Taronga Western Plains Zoo is pleased to announce the arrival of two healthy litters of Tasmanian Devil joeys! According to keepers, this is one of the most successful years to date for the Zoo’s Tasmanian Devil conservation breeding program.
The first litter of three joeys arrived on March 19 to mother Lana. Keepers were recently able to take a close look at each joey and confirm their sex (two males and one female). Another female, Pooki, birthed four joeys more recently on June 19, which are yet to emerge from the pouch.
“We’re very pleased to see nurturing, maternal instincts from both Lana and Pooki, who are both two-year-old females and first-time mothers,” Taronga Western Plains Zoo Senior Keeper Steve Kleinig said.
“The three joeys born in March…are now weaned (meaning they have left mother Lana’s pouch) but they still remain close by her side. They are now playing with each other and exploring independently outside the den.”

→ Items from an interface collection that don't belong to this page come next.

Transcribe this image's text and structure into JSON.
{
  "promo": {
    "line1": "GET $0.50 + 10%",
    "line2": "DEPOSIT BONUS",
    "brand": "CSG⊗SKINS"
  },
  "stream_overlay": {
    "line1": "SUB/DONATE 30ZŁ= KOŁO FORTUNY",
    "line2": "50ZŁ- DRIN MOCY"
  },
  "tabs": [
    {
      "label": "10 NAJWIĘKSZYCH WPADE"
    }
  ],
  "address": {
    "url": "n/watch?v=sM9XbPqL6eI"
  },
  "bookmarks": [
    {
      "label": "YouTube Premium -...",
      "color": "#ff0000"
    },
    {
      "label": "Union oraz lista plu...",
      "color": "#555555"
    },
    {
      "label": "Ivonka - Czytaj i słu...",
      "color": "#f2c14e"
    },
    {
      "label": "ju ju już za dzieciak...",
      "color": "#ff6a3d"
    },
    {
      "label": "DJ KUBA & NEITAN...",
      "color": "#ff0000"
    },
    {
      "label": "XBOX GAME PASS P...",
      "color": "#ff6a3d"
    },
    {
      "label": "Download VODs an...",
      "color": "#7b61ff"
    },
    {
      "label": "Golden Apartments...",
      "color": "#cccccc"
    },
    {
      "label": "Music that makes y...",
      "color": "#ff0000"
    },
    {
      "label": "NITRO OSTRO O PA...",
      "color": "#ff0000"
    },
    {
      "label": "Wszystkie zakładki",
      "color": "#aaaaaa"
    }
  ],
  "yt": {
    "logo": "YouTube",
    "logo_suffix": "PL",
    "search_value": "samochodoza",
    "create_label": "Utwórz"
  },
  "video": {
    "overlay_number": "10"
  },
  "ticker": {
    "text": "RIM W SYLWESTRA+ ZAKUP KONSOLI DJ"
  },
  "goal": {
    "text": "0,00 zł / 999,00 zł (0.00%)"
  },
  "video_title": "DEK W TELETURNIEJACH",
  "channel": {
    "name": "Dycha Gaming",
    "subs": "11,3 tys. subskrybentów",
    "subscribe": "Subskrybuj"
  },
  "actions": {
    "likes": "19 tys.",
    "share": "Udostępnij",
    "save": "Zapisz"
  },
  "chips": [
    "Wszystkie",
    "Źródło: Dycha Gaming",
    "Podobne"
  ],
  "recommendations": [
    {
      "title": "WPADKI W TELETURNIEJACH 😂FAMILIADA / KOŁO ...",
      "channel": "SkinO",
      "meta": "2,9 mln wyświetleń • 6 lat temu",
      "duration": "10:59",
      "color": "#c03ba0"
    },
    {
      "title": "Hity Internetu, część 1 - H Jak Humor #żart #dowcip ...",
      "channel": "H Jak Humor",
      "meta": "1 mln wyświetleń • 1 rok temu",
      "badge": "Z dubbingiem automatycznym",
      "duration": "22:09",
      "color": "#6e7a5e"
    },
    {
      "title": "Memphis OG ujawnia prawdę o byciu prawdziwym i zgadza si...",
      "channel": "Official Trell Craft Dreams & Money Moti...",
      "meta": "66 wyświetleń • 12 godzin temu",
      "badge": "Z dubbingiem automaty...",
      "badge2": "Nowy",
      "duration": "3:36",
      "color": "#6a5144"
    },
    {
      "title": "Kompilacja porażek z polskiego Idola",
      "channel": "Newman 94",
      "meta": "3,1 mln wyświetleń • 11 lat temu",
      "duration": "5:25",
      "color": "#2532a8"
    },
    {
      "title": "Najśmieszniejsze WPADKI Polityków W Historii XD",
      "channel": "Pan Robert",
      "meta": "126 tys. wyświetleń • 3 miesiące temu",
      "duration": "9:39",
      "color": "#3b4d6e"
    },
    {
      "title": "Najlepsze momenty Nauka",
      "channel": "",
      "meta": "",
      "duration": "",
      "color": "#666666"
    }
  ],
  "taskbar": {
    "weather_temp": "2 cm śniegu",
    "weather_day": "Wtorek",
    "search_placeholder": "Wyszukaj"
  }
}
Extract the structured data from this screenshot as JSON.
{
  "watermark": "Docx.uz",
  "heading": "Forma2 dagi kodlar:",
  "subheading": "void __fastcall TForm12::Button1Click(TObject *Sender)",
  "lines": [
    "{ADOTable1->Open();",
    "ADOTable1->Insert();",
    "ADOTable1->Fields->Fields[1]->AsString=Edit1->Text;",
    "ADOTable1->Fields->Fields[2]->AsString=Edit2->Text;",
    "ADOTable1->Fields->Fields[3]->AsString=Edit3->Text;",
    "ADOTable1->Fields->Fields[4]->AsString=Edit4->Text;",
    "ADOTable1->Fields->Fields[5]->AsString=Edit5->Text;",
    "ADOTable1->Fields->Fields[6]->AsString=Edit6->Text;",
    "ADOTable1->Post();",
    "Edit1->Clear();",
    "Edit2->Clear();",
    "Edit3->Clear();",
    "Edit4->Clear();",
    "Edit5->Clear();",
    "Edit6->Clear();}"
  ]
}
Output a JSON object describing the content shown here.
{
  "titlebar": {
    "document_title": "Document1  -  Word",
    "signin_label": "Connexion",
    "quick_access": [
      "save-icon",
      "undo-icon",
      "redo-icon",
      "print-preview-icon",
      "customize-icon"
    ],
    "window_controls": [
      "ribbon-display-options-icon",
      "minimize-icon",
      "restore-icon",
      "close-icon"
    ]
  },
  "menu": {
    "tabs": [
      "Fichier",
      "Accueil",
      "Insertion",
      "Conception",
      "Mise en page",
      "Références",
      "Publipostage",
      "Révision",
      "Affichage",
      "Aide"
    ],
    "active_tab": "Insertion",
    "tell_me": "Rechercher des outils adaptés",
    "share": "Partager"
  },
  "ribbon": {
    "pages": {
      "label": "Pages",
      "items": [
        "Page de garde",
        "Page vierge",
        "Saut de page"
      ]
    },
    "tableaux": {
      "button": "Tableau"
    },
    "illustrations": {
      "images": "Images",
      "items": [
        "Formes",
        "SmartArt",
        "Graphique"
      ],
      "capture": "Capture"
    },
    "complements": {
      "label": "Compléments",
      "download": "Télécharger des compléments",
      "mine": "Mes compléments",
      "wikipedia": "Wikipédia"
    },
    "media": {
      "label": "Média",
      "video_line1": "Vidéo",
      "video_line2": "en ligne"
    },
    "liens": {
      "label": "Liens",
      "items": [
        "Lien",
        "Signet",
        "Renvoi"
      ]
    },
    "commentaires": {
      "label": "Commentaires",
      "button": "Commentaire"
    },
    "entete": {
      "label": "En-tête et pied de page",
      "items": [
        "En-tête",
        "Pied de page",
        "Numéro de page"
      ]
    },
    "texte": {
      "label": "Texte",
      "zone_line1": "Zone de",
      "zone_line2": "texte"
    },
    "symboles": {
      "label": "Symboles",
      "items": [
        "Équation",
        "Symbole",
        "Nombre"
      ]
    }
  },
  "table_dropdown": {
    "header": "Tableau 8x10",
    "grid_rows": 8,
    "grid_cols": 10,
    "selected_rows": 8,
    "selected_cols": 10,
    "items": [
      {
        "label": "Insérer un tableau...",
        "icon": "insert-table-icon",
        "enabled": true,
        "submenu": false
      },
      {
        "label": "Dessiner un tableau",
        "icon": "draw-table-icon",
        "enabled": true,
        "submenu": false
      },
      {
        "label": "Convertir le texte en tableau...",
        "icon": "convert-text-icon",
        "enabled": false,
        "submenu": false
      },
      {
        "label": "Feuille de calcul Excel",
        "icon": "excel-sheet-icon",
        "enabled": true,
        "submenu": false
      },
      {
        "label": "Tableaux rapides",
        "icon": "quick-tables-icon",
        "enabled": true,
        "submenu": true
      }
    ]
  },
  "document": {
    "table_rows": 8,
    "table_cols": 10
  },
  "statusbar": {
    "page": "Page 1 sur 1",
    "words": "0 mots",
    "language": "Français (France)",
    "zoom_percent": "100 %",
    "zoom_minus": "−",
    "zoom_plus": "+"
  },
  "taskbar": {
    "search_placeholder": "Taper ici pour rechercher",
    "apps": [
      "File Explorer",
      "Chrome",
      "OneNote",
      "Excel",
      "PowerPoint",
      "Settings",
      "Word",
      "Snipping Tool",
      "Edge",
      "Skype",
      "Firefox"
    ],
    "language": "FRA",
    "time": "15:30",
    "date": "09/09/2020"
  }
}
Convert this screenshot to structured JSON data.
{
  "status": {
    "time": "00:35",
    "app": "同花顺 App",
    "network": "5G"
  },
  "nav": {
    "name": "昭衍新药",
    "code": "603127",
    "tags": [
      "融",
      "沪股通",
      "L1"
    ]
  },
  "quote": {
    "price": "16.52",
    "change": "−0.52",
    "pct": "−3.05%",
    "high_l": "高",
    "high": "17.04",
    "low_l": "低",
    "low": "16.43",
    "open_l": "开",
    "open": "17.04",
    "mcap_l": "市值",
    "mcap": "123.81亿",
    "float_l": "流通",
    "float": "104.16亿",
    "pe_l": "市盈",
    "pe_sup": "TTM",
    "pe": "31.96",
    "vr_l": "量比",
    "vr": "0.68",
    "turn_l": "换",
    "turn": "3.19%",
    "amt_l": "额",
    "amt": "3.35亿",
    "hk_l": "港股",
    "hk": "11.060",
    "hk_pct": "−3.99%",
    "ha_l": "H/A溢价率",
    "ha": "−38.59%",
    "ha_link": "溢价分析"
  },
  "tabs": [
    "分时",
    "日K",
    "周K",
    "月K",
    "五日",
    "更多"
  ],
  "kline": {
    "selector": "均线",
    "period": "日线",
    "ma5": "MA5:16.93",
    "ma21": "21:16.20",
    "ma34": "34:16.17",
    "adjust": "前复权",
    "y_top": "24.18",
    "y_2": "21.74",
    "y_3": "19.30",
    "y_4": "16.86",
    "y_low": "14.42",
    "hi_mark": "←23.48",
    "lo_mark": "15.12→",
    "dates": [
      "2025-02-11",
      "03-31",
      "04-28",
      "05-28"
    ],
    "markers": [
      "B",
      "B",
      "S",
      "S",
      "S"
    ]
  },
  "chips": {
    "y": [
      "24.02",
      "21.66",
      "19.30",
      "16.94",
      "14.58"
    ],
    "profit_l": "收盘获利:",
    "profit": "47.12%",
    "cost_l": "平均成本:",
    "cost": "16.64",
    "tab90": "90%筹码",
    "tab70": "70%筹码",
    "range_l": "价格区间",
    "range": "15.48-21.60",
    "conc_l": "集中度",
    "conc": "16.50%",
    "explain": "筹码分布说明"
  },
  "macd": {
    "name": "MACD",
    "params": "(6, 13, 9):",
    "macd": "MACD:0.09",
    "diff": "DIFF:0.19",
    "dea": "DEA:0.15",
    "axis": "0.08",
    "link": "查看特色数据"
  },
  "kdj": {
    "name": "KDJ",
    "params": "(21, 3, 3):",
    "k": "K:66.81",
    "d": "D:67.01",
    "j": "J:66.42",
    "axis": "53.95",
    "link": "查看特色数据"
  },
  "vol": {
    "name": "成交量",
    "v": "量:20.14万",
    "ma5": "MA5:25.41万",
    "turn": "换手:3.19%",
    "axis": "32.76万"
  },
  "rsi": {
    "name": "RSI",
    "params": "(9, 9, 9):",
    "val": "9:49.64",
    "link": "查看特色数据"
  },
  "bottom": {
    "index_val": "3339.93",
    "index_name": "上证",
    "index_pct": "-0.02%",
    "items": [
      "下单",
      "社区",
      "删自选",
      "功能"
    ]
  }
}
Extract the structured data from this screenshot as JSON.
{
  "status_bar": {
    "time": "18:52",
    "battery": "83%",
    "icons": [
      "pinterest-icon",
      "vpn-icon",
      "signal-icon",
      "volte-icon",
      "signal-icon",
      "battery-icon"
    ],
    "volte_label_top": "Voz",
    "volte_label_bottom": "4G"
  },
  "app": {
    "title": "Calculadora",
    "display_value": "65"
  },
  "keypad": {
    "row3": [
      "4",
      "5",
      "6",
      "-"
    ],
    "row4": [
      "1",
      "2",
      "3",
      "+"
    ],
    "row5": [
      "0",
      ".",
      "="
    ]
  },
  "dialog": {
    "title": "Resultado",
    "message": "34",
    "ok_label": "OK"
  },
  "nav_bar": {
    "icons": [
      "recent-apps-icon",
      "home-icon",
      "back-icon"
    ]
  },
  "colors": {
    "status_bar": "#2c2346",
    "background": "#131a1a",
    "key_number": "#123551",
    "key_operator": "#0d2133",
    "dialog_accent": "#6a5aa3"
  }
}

“The four joeys born in June are starting to open their eyes and become more aware of their surroundings. While they are still attached to their mother's teats, we’re expecting they will begin to leave their mother’s pouch in the coming weeks,” Steve said.
Photo Credits: Taronga Western Plains Zoo (Image 3: Keepers Hayley Brooks, Karen James, and Rachel Schildkraut)
Taronga Western Plains Zoo is part of a national insurance population program designed to help save the Tasmanian Devil from becoming extinct as a result of the Devil Facial Tumour Disease*.
The Zoo’s breeding success this year is the result of a more targeted approach, and has benefited from favorable breeding recommendations. These are based on the unique characteristics and genetics of a breeding pair and, combined with their compatibility upon meeting, can determine breeding success.
“We are continuing to collaborate with other breeding institutions to improve the long-term viability of our program, such as Devil Ark in the Barrington Tops, where Lana and Pooki came from, and Tasmania’s Trowunna Wildlife Park, where the father originated,” Steve said.
Taronga Western Plains Zoo has two breeding facilities for the Tasmanian Devil located behind the scenes. The Zoo has bred 31 healthy Tasmanian Devil joeys so far - a significant boost to the regional zoo-based insurance population of this endangered species.
With Tasmanian Devil numbers in the wild currently dwindling to between 15,000 and 50,000 individuals, every birth is significant. The mainland breeding program of which the Zoo is a part could play an important role in helping to re-establish healthy wild populations of the species in Tasmania if needed in future.
The Tasmanian Devil (Sarcophilus harrisii) is a carnivorous marsupial of the family Dasyuridae. It was once native to mainland Australia, but it is now found only in the wild on the island state of Tasmania, including tiny east coast Maria Island where there is a conservation project with disease-free animals.
The Tasmanian Devil is the size of a small dog and became the largest carnivorous marsupial in the world following the extinction of the Thylacine in 1936. It is related to Quolls and distantly related to the Thylacine.
It is characterized by its stocky and muscular build, black fur, pungent odor, extremely loud and disturbing screech, keen sense of smell, and ferocity when feeding. The Tasmanian Devil's large head and neck allow it to generate among the strongest bites per unit body mass of any extant mammal land predator, and it hunts prey and scavenges carrion as well as eating household products if humans are living nearby.
A breeding Tasmanian Devil female can produce up to 50 young that are about the size of a grain of rice. Competition for survival is fierce, and only the first four joeys are able to latch onto the mother’s teats.
In 2008, the Tasmanian Devil was assessed and classified as “Endangered” by the IUCN. In 2009, the Australian Government also listed the species as “Endangered”, under national environmental law.
*Devil Facial Tumour Disease (DFTD) is an infectious cancer that only affects Tasmanian Devils, and is transmitted through biting, fighting and mating. Since the first official case of DFTD in Australia in 1996, there has been a decline of up to 50-70 per cent of the Tasmanian Devil population across the majority of Tasmania.